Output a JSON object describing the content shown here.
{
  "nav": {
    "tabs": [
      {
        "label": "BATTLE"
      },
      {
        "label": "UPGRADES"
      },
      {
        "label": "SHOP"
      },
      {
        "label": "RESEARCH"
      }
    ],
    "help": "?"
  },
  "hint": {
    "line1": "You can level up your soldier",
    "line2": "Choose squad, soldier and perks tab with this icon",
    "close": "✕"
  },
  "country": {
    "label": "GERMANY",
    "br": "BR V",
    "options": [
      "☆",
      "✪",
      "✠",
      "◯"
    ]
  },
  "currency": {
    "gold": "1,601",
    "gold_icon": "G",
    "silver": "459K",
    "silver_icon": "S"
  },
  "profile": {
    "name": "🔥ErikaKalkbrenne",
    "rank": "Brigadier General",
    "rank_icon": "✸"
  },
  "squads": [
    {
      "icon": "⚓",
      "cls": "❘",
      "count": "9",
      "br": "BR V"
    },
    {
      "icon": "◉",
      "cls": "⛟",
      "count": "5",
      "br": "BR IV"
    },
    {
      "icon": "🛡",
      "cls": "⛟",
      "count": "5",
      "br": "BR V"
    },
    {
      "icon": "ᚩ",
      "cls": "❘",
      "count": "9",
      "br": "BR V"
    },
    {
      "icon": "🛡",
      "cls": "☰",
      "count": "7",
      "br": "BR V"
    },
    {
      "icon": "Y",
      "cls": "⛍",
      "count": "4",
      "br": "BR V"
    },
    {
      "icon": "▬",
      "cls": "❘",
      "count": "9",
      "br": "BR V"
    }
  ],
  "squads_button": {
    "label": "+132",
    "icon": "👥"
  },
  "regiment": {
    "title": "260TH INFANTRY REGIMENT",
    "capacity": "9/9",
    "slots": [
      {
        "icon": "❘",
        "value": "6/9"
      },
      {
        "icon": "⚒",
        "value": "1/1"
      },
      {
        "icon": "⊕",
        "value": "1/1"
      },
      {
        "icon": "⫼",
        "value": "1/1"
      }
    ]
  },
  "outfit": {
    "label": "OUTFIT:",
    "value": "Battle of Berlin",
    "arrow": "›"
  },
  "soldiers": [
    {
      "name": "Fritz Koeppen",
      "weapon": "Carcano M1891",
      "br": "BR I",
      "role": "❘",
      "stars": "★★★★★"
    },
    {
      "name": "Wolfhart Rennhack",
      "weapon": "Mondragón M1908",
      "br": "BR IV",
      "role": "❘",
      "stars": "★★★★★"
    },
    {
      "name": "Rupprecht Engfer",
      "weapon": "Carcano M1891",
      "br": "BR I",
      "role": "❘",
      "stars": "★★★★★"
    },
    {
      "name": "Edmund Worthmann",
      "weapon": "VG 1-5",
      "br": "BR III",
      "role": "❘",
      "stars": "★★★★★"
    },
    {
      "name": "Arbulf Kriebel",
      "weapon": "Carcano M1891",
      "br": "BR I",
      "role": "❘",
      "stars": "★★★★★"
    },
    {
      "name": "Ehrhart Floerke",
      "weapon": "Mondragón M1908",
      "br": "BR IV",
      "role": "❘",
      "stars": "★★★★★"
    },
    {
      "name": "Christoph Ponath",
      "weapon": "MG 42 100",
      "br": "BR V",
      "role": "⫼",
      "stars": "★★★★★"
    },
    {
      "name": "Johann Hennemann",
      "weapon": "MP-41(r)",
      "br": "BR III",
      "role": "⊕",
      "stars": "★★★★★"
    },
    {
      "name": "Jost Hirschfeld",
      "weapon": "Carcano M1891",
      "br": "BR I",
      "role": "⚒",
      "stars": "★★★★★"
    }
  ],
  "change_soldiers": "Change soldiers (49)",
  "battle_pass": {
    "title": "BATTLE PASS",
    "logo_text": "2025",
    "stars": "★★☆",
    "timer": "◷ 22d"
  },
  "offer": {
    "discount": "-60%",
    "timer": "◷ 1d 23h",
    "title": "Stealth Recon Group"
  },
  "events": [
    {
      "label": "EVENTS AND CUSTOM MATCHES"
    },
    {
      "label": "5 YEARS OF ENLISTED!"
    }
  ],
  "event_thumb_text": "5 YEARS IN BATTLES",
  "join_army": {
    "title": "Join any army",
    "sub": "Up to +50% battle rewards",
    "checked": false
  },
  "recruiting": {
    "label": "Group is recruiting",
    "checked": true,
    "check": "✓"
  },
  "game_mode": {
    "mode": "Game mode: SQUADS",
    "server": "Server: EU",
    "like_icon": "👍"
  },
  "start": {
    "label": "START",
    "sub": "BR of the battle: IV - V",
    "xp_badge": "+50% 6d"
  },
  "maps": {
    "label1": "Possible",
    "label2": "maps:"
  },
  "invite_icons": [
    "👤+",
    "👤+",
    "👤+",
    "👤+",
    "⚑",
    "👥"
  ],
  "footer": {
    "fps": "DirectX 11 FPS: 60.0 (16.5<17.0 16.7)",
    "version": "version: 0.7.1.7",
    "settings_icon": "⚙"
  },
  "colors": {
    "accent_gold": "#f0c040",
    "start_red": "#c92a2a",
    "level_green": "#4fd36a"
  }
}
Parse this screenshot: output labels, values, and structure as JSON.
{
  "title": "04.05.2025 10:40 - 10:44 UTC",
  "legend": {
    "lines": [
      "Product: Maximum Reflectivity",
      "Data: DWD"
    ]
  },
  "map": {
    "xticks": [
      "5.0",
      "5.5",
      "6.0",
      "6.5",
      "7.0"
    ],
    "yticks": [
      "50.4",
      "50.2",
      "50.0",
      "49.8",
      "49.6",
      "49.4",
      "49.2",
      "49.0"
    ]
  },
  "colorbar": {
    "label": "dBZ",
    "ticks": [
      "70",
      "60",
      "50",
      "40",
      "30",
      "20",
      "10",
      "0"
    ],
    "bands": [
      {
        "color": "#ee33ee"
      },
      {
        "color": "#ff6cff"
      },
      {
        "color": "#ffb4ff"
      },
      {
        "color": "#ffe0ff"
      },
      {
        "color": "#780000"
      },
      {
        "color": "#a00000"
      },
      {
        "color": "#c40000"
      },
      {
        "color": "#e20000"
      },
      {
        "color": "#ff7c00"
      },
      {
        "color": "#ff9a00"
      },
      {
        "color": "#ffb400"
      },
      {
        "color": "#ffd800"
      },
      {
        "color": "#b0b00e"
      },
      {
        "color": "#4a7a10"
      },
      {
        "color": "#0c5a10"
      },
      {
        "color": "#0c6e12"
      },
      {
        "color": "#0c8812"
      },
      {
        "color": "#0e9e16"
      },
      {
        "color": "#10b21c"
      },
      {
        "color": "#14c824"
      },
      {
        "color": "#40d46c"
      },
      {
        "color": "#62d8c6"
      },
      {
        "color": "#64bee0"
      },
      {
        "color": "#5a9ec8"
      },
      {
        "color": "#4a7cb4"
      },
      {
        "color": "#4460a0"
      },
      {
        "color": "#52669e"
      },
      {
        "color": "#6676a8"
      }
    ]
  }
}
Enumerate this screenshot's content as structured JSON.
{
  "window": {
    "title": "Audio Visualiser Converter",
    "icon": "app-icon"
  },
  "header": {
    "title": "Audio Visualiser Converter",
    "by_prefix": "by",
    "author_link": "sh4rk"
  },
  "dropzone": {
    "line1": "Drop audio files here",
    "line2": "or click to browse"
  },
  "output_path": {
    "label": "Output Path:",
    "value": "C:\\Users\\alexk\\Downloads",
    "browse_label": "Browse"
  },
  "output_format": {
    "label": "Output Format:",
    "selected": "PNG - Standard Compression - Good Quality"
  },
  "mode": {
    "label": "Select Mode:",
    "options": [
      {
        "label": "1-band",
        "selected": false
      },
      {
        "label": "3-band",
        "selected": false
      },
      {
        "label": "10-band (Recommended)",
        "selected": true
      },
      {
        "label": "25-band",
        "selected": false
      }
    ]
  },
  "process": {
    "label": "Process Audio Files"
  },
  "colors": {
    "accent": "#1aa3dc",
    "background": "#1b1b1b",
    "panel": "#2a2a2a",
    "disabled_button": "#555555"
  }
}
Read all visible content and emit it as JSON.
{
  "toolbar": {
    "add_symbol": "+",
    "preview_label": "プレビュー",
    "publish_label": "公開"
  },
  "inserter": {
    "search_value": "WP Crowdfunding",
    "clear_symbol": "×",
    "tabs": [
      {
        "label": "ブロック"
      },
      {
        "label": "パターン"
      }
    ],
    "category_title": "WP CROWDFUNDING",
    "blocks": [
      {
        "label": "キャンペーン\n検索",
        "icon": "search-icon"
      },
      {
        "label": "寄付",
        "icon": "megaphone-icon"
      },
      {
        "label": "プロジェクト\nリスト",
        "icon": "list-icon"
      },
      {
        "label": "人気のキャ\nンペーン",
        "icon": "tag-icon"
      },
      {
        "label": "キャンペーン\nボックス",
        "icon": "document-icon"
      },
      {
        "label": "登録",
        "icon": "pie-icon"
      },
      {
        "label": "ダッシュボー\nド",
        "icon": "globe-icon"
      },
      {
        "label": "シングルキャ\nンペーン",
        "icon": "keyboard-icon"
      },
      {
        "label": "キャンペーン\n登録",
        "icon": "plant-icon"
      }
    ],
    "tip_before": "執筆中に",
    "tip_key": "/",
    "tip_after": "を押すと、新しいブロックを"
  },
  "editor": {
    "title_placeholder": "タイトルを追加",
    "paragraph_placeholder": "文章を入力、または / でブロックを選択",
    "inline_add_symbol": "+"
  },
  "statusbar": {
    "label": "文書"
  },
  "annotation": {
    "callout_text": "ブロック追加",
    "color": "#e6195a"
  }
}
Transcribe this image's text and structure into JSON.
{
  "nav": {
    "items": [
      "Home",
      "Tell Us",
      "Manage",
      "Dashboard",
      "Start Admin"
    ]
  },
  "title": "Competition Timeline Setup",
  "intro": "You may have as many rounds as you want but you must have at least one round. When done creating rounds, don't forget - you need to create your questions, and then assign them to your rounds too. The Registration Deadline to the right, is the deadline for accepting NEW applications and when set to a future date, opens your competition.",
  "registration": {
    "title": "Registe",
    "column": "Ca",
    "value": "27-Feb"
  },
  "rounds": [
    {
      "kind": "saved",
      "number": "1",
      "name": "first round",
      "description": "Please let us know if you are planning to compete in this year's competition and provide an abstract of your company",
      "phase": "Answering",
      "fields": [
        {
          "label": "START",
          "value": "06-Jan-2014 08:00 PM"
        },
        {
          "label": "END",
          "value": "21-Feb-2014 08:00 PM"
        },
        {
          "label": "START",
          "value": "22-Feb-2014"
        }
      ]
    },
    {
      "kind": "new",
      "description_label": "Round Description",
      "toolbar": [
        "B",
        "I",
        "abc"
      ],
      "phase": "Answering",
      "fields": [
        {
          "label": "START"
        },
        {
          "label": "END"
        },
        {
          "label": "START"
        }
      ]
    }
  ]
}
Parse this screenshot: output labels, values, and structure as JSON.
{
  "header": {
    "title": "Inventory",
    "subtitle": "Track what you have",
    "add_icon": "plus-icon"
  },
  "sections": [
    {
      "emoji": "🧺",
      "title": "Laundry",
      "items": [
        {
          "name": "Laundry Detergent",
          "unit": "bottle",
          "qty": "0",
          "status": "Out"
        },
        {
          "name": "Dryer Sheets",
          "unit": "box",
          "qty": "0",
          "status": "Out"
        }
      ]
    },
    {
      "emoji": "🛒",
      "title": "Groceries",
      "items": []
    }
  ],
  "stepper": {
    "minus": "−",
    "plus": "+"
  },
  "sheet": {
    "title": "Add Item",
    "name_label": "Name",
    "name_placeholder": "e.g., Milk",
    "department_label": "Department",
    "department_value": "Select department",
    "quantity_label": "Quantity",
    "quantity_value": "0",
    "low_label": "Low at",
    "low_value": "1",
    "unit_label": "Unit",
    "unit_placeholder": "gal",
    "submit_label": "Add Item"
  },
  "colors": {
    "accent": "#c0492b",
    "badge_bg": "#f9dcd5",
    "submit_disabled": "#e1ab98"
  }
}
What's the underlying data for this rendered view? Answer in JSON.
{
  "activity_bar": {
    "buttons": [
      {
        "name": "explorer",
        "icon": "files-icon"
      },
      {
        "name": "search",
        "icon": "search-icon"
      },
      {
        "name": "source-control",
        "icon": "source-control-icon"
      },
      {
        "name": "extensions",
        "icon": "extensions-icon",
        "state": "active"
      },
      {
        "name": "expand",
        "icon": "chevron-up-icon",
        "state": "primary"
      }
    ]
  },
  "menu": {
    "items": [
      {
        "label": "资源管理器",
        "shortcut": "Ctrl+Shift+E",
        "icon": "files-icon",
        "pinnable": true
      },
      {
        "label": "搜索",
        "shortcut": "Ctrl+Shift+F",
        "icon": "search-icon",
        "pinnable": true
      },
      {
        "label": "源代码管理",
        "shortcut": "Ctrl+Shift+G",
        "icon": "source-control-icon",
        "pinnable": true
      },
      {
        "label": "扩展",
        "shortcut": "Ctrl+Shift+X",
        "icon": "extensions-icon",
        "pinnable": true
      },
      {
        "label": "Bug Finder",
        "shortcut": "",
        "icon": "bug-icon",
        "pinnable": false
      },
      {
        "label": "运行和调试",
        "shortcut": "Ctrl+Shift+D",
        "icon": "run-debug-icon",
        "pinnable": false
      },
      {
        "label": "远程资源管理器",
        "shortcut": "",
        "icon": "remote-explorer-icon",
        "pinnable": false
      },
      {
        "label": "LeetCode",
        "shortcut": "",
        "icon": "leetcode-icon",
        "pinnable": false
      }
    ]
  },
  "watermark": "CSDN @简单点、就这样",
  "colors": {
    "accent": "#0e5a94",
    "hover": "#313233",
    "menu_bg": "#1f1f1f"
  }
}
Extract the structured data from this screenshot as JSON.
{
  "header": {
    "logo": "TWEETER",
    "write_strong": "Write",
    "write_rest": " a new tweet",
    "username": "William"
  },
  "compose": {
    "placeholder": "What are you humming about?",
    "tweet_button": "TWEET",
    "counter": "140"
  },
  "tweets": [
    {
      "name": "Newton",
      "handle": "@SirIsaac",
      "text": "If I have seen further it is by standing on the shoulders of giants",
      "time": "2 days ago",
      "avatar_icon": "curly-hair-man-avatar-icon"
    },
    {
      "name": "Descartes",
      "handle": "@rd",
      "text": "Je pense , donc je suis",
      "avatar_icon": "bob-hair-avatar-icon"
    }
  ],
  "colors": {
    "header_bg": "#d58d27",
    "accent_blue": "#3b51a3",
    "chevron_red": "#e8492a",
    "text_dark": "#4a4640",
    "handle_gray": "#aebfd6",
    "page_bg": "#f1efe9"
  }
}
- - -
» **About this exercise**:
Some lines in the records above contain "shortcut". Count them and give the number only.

» **Answer box**:
8